→ RECORDS PROVIDED:
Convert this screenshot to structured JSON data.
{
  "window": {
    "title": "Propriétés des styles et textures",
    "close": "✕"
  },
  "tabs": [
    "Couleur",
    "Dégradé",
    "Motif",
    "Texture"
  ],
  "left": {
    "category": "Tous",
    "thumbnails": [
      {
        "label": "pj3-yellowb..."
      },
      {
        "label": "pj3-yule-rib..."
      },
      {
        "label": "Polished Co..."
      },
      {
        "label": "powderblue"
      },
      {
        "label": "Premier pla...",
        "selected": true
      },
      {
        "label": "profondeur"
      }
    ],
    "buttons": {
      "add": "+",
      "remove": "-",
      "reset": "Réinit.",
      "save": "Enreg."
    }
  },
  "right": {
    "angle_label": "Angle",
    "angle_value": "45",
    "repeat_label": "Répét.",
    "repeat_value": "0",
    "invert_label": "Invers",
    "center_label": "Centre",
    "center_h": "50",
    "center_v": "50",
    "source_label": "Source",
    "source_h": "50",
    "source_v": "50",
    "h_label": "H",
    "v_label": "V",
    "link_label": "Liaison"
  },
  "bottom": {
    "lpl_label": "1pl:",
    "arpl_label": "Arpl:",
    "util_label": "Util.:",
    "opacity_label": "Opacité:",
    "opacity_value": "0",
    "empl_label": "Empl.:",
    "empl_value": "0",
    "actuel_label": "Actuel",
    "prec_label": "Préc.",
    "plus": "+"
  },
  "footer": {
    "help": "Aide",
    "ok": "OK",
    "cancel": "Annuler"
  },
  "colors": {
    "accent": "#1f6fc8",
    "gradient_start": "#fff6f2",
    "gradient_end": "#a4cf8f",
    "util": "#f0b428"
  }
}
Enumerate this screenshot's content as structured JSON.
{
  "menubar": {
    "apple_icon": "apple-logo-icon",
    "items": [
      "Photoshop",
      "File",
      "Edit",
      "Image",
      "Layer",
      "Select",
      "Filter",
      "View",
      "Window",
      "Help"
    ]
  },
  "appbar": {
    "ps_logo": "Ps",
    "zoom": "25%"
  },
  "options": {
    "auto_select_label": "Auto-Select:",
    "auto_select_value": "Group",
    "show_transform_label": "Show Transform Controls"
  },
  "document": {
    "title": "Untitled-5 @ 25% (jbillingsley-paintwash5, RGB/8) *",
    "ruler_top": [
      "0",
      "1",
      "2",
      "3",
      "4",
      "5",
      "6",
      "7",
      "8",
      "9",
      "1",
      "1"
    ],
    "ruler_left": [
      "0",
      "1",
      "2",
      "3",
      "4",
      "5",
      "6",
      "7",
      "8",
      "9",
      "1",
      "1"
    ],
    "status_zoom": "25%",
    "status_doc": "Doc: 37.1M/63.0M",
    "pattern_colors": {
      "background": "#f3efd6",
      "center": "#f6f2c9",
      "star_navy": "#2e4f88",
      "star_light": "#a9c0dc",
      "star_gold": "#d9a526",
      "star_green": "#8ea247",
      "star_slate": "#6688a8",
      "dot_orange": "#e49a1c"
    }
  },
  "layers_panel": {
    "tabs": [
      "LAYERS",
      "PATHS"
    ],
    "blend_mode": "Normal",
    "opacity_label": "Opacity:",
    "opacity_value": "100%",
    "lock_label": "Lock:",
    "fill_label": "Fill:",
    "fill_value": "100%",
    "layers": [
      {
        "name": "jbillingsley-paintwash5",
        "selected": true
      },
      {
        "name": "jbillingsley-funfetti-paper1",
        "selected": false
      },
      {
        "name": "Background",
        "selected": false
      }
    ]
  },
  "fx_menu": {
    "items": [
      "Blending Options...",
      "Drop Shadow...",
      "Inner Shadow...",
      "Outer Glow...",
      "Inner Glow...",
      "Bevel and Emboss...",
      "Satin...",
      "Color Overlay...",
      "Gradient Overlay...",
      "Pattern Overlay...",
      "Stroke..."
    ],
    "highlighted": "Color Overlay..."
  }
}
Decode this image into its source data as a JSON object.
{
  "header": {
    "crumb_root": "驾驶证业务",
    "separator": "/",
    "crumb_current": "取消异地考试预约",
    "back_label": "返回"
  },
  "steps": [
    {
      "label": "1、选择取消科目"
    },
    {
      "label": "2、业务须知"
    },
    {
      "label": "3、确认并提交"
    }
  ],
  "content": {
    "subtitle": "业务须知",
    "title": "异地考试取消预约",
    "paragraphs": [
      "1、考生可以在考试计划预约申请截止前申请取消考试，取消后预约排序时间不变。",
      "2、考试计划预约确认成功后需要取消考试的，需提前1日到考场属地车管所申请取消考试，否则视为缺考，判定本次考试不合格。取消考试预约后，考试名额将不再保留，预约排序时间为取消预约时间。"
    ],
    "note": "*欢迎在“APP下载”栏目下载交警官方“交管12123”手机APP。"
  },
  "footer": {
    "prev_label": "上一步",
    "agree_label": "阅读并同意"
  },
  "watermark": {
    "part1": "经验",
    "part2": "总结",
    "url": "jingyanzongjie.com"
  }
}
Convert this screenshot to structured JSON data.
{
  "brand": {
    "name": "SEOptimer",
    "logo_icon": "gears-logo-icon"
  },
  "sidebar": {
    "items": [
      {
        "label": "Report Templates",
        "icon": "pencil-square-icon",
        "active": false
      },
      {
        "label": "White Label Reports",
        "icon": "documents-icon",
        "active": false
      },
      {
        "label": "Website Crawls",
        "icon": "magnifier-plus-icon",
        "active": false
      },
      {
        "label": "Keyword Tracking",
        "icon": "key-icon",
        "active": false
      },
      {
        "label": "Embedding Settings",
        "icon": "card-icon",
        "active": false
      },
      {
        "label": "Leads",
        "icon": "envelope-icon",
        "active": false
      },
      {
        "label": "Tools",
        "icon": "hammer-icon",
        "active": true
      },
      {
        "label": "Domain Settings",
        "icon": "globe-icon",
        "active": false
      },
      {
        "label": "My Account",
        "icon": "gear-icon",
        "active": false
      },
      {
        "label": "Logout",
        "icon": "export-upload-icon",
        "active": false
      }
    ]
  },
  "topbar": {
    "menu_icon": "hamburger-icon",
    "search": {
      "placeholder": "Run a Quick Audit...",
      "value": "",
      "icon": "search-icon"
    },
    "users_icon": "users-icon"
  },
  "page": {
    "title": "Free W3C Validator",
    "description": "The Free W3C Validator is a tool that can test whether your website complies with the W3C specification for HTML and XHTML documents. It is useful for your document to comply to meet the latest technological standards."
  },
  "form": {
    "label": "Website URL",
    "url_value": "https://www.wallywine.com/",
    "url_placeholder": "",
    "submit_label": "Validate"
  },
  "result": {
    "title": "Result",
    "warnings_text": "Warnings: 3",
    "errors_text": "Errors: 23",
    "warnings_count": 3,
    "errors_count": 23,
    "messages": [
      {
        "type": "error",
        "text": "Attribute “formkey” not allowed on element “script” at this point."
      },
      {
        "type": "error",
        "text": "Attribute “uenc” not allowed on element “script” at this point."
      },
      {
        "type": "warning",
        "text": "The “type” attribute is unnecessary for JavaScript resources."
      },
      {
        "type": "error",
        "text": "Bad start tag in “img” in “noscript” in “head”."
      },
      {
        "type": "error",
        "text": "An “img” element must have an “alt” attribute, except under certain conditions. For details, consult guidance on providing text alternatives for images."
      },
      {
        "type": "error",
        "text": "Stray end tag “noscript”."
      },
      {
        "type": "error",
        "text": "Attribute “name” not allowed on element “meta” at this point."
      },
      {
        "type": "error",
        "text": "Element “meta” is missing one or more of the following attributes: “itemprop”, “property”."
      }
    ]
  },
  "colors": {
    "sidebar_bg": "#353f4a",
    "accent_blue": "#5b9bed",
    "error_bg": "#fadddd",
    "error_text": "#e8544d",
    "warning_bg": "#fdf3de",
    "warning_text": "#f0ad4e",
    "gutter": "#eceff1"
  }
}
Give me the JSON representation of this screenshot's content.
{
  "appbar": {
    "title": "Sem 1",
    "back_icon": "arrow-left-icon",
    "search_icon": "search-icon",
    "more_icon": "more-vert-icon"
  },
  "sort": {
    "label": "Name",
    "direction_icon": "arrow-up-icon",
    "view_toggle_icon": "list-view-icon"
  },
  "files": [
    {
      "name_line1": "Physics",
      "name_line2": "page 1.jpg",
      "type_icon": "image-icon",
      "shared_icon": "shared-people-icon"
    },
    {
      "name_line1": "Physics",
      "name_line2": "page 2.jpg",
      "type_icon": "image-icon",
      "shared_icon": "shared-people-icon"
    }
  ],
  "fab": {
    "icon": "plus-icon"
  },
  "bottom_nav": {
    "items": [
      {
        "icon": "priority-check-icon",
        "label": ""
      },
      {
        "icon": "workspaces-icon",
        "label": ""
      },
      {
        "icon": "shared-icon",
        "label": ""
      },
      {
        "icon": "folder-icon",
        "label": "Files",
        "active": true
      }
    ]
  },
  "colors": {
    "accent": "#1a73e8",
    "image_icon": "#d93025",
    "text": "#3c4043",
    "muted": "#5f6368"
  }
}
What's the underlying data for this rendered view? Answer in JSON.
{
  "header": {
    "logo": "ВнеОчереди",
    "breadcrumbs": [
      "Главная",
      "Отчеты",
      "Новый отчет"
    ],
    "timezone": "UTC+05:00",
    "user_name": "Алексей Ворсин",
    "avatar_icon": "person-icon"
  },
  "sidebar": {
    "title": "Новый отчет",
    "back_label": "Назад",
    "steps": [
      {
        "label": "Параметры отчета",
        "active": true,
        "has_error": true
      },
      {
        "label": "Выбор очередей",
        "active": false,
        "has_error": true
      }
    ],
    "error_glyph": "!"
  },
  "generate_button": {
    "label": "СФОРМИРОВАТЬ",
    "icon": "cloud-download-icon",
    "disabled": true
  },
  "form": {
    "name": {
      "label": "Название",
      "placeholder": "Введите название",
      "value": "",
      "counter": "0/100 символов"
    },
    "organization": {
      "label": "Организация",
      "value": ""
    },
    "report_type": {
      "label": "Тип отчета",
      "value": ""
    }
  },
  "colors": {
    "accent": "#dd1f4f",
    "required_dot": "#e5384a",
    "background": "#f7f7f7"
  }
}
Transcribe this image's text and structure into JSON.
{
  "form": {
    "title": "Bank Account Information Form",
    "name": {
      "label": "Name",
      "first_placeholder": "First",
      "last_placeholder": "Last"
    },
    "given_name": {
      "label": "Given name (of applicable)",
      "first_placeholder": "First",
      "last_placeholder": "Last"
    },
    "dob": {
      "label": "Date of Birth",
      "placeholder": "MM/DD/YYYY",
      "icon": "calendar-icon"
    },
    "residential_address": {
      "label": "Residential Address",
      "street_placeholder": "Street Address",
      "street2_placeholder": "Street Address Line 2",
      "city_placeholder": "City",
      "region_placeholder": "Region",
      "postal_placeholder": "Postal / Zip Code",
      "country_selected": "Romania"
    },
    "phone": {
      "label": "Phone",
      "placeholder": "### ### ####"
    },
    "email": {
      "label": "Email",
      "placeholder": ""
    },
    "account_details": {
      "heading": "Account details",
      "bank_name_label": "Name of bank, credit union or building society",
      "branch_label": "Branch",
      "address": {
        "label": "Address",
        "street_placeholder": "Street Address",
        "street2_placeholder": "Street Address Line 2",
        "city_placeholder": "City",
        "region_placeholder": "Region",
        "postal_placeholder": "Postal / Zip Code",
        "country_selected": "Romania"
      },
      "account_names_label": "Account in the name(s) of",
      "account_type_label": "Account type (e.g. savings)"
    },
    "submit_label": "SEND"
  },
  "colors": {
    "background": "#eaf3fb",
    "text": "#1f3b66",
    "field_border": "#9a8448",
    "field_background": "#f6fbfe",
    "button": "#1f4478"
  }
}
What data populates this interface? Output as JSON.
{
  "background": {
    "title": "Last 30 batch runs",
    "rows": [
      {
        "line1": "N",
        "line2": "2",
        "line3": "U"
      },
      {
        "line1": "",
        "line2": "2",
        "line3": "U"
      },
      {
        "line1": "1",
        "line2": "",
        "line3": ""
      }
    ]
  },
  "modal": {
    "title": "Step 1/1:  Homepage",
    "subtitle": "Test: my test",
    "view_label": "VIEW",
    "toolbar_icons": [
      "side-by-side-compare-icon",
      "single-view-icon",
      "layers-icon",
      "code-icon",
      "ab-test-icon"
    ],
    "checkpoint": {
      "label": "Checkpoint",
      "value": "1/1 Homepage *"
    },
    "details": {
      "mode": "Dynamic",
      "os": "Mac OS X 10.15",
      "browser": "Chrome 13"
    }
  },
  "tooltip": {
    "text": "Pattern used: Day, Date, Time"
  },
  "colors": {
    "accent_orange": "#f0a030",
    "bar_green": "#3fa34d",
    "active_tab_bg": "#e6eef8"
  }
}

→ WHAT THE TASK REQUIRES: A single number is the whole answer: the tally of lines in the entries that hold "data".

→ SOLVED PROBLEM: 5